The GOP majority is undoubtedly hoping the political storm surrounding FBI Director James Comey's dismissal does not derail its agenda for the 115th Congress, say Richard Hertling and Kaitlyn McClure of Covington & Burling LLP.
Although the end often comes quickly, law firms do not fail overnight. Randy Evans of Dentons and Elizabeth Whitney of Swiss Re Corporate Solutions review five mistakes that expedite law firm failures.
President Donald Trump’s recent executive order to U.S. Department of the Interior Secretary Ryan Zinke has brought the Antiquities Act back to center stage. The order has several specific review standards, the most important being the size of a monument created by proclamation, says John Freemuth, professor of environmental policy at Boise State University.
After the most significant and dramatic week of the 115th Congress, having kept the government funded through the end of the fiscal year and passed its bill to repeal the Affordable Care Act, the House is on a scheduled district work period. The Senate is the only chamber in session this week, say Richard Hertling and Kaitlyn McClure of Covington & Burling LLP.
Whether the U.S. Supreme Court's decision in Lewis v. Clarke is wise from a practical standpoint depends on which side one takes in the larger debate regarding sovereign immunity. The unfairness of having tort victims go uncompensated may be eliminated, but the potential of liability may chill the performance of tribal employees with important duties, says Forrest Tahdooahnippah of Dorsey & Whitney LLP.

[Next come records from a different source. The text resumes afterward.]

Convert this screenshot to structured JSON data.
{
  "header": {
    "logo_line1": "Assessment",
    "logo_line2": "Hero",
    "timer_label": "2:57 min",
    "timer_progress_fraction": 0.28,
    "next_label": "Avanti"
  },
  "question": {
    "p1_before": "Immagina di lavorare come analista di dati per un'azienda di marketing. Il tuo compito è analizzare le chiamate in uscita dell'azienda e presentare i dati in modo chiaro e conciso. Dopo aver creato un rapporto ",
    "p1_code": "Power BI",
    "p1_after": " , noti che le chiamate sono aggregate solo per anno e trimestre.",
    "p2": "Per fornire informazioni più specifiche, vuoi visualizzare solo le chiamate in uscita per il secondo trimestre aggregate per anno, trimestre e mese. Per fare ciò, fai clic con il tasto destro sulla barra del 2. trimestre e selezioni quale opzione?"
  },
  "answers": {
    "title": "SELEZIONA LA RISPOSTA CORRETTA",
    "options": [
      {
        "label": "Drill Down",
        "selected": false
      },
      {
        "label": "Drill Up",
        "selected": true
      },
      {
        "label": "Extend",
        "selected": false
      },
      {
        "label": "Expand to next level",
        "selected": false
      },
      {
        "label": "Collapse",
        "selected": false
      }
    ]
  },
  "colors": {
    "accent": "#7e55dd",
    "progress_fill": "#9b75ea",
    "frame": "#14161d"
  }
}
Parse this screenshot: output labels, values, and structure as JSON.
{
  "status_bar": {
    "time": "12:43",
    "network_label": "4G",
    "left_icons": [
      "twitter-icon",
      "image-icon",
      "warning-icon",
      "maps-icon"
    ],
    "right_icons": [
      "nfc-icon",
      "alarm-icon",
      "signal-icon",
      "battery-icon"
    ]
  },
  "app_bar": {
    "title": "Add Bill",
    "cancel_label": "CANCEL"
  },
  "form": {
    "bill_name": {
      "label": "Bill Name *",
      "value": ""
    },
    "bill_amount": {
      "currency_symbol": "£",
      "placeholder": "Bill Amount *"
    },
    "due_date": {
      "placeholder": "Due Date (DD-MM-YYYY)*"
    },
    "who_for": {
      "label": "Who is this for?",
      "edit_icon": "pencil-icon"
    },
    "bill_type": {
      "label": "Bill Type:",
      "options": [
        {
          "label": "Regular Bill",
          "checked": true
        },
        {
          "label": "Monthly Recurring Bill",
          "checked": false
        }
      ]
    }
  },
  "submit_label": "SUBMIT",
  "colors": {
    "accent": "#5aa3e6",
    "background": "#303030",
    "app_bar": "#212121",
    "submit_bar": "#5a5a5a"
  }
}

In addition to disputes with governmental entities, or over the use of sovereign land, renewable energy companies frequently face disputes involving purely private parties. The final part of this series summarizes three common examples of such litigation, including shareholder litigation, consumer disputes and nuisance lawsuits, say Justin Tschoepe and William Wood of Norton Rose Fulbright.
Scams resulting in access to confidential information are probably a lawyer’s greatest technology and cybersecurity risk. But hackers are more likely to gain access to a lawyer’s computer systems through human error, usually responding to a scam, than a brute force attack, says J. S. Christie Jr. of Bradley Arant Boult Cummings LLP.
If energy tribes become greater players in resource extraction, it will only be a matter of time before environmentally oriented tribes begin to challenge them in court and in politics. If so, we will see a terrible battle over competing claims to tribal sovereignty as congressional rhetoric turns more to action, and tribal communities line up against each other, says Matthew Fletcher of Michigan State University College of Law.
In part 3 of this series, Justin Tschoepe and William Wood of Norton Rose Fulbright discuss disputes brought on behalf of the U.S. government under the federal False Claims Act and suits against foreign sovereigns related to the scaling back of state benefits for renewable energy companies.
A wide variety of disputes has arisen relating to state laws and local municipal ordinances as they apply to the building and operation of renewable energy projects and the provision of renewable energy. Part 2 of this series summarizes some of the most common types of disputes in the renewable energy industry involving these state and local issues, say Justin Tschoepe and William Wood of Norton Rose Fulbright.